__EXERCISE INSTRUCTIONS__
Could the listing be repeated exactly, with every picture dropped?

__RECORDED INFORMATION__
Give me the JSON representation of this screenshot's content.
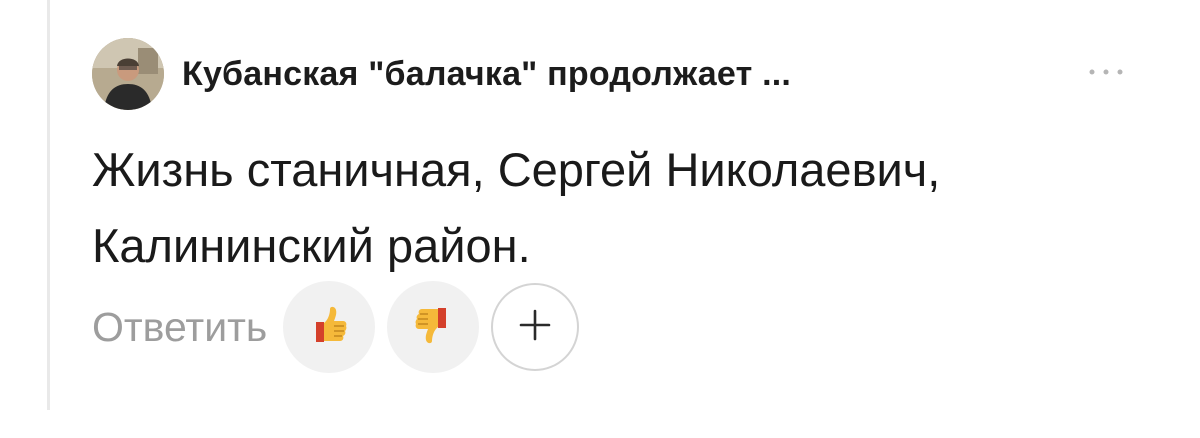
{
  "comment": {
    "author_title": "Кубанская \"балачка\" продолжает ...",
    "text_line1": "Жизнь станичная, Сергей Николаевич,",
    "text_line2": "Калининский район.",
    "reply_label": "Ответить"
  },
  "icons": {
    "more": "more-dots-icon",
    "like": "thumbs-up-icon",
    "dislike": "thumbs-down-icon",
    "add_reaction": "plus-icon"
  },
  "colors": {
    "text": "#1a1a1a",
    "muted": "#9d9d9d",
    "reaction_bg": "#f1f1f1",
    "emoji_yellow": "#f5b93a",
    "emoji_red": "#d4402b"
  }
}
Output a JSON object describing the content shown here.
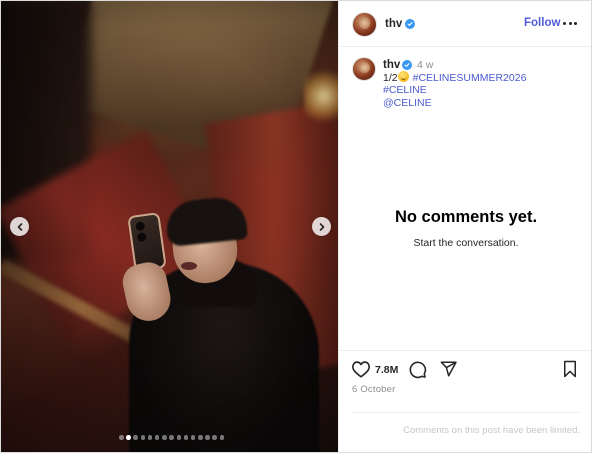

__RESPONSE TO THIS EXERCISE__
Give me the JSON representation of this screenshot's content.
{
  "comment": {
    "author_title": "Кубанская \"балачка\" продолжает ...",
    "text_line1": "Жизнь станичная, Сергей Николаевич,",
    "text_line2": "Калининский район.",
    "reply_label": "Ответить"
  },
  "icons": {
    "more": "more-dots-icon",
    "like": "thumbs-up-icon",
    "dislike": "thumbs-down-icon",
    "add_reaction": "plus-icon"
  },
  "colors": {
    "text": "#1a1a1a",
    "muted": "#9d9d9d",
    "reaction_bg": "#f1f1f1",
    "emoji_yellow": "#f5b93a",
    "emoji_red": "#d4402b"
  }
}
Output a JSON object describing the content shown here.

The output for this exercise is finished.